## EXERCISE
Could you retype all of the data below exactly as given?
RECORDS FOR PROCESSING START
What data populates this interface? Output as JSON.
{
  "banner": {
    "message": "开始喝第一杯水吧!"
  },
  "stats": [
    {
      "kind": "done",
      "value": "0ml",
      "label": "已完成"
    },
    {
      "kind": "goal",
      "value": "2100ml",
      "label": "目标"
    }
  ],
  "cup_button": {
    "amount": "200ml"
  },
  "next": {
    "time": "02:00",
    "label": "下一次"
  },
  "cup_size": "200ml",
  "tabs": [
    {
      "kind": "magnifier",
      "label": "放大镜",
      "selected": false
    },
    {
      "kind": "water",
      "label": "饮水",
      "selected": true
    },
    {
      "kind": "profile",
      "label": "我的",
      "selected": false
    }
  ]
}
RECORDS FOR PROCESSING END
## OUTPUT OF THE EXERCISE
What data populates this interface? Output as JSON.
{
  "banner": {
    "message": "开始喝第一杯水吧!"
  },
  "stats": [
    {
      "kind": "done",
      "value": "0ml",
      "label": "已完成"
    },
    {
      "kind": "goal",
      "value": "2100ml",
      "label": "目标"
    }
  ],
  "cup_button": {
    "amount": "200ml"
  },
  "next": {
    "time": "02:00",
    "label": "下一次"
  },
  "cup_size": "200ml",
  "tabs": [
    {
      "kind": "magnifier",
      "label": "放大镜",
      "selected": false
    },
    {
      "kind": "water",
      "label": "饮水",
      "selected": true
    },
    {
      "kind": "profile",
      "label": "我的",
      "selected": false
    }
  ]
}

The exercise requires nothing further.